Title: Ex-post estimates of costs to business of EU environmental legislation 
Resource Type: document --> technical publication --> report 
Country: EU Projects 
Year: 2006 
Availability: This report was commissioned by: European Commission, DG Environment, Unit G.1 Sustainable Development & Economic Analysis, under a framework contract No ENV.G.1/FRA/2004/0081. 
Author 1/Producer: Frans Oosterhuis (IVM) 
Other Authors/Producers: Véronique Monier and Cécile des Abbayes (BIO) Benjamin Görlach (Ecologic) Andrew Jarvis and James Medhurst (GHK) Onno Kuik (IVM) Robin Vanner and Paul Ekins (PSI) Jochem Jantzen and Henk van der Woerd (TME) Peter Vercaemst, D. Huybrechts and E. Meynaerts (VITO) Reviewed by Reyer Gerlagh (IVM) 
Author / Producer Type: EC Project 
Publisher: IVM, Institute for Environmental Studies 
Publisher City: Vrije Universiteit De Boelelaan 1087 1081 HV Amsterdam The Netherlands Tel. ++31-20-5989 555 Fax. ++31-20-5989 553 E-mail: info@ivm.falw.vu.nl 
Report / download web link (=direct link): http:///download/projekte/1750-1799/1750/1750-01_final_repor ...  
EUGRIS Keyword(s): Contaminated land-->policy and regulatory
Contaminated land-->Wider impacts / sustainability-->Economic
 
Short description: A project carried out by a European consortium compared ex-ante and ex-post estimates of environmental regulation costs and offered a number of recommendations to improve their accuracy. The impact of implementing environmental policies is central to the debate on economic competitiveness and environmental sustainability. The project reports conclude that some ex-ante overestimation is inevitable, and that the new EU regulatory flexibility could make accurate predictions even more di fficult.

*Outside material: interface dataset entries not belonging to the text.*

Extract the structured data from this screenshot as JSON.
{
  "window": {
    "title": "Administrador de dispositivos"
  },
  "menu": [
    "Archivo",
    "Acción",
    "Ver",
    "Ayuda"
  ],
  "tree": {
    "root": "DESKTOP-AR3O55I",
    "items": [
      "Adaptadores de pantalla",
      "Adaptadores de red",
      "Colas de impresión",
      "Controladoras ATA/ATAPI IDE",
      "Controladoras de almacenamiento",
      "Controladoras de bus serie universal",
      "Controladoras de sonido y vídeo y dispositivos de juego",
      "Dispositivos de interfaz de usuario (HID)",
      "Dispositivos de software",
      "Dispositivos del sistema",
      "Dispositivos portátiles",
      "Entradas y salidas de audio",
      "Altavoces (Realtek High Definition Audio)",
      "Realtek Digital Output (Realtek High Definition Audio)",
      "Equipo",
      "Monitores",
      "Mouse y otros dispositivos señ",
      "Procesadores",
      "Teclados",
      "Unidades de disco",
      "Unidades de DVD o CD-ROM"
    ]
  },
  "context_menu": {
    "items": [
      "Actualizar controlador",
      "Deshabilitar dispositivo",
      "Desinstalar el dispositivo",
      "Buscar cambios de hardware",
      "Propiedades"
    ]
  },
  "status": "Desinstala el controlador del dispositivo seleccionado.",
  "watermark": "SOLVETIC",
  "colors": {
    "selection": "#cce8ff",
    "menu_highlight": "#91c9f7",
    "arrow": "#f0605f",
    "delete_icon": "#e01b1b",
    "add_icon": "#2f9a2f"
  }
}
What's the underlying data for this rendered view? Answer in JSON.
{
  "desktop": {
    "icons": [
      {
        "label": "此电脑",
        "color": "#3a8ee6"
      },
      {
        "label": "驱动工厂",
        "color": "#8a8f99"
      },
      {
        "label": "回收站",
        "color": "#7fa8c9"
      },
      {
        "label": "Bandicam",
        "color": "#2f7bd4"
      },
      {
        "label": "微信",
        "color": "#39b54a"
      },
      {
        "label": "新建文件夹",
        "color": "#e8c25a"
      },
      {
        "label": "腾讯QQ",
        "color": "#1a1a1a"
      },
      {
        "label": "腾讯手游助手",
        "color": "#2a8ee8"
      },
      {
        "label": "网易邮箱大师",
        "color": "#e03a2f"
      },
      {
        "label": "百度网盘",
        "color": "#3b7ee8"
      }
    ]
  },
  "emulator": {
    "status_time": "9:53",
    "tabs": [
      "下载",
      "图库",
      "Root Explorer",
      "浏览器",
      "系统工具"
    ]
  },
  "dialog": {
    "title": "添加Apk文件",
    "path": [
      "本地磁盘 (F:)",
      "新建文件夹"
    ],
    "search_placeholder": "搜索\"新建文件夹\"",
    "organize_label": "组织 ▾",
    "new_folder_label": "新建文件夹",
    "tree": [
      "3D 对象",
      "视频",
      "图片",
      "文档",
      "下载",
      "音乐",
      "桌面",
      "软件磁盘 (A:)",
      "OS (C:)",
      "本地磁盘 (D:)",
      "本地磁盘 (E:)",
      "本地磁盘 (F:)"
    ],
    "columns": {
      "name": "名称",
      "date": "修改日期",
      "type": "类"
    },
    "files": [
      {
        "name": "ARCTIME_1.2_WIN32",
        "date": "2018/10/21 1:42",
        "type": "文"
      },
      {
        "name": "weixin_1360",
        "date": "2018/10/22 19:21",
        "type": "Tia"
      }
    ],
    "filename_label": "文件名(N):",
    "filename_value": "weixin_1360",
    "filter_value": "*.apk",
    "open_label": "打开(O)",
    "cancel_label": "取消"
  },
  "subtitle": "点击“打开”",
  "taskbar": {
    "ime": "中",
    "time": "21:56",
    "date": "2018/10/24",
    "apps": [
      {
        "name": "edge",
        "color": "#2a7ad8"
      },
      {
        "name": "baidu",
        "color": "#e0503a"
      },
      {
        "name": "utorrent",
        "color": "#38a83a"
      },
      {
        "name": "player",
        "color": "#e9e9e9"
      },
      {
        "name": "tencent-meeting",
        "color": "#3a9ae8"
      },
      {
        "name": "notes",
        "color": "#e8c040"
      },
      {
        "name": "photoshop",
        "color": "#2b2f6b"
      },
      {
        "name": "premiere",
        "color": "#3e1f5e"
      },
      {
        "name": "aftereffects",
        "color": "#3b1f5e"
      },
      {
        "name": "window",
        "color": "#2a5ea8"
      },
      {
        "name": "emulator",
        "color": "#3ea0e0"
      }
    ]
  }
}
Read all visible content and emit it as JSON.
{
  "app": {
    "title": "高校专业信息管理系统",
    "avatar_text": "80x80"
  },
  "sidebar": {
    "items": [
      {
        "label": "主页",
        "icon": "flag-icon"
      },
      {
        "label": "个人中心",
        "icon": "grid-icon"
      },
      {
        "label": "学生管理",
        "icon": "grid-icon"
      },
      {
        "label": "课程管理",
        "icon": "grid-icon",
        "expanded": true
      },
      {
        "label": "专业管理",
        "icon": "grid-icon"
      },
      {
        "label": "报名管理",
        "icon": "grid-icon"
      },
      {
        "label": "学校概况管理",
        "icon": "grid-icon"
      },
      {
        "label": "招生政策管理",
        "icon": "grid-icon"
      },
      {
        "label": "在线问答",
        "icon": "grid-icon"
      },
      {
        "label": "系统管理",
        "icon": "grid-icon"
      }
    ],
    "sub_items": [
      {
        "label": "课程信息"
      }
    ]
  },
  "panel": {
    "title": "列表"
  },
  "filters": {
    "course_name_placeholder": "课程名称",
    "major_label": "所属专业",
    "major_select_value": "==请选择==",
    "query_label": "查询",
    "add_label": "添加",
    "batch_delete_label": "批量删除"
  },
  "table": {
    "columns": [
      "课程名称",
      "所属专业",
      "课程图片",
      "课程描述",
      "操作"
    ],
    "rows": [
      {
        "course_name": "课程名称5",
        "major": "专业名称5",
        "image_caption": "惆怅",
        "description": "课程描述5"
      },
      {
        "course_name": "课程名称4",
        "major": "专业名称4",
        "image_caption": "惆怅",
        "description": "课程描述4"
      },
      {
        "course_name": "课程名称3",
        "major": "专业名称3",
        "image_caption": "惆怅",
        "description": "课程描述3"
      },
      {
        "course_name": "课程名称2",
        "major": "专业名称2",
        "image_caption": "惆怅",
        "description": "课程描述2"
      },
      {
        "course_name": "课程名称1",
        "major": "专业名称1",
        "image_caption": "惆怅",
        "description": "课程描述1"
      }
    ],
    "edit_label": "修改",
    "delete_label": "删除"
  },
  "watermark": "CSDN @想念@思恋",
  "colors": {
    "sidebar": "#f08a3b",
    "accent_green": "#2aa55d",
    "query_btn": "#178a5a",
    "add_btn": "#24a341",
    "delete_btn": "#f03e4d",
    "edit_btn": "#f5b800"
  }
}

Nevertheless, a number of recommendations are offered which, the authors say, could improve accuracy levels: •Cost estimates should draw on as many sources as possible •As green policies become more flexible, cost estimates should be updated frequently. 'Feedback loops' should be set up to update cost predictions in light of experience •This could eventually lead to 'rules of thumb' for factoring as yet unknown technological innovation, economies of scale and 'learning curve effects' into initial cost estimates •It should be mandatory to analyse actual, as well as predicted, costs of policies so comparisons can be made and lessons learned. 'Before-and-after' comparisons must compare like with like •Sensitivity analyses should be used to identify the parameters most likely to influence costs. A better understanding of business behaviour and likely responses to policy is also urged •Finally, costs must be clearly defined and should always include avoided costs such as lower energy usage. 
Link to News Items(s):   Europe - the costs of EU environmental policies to business
Submitted By: Professor Paul Bardos WhoDoesWhat?      Last update: 31/10/2006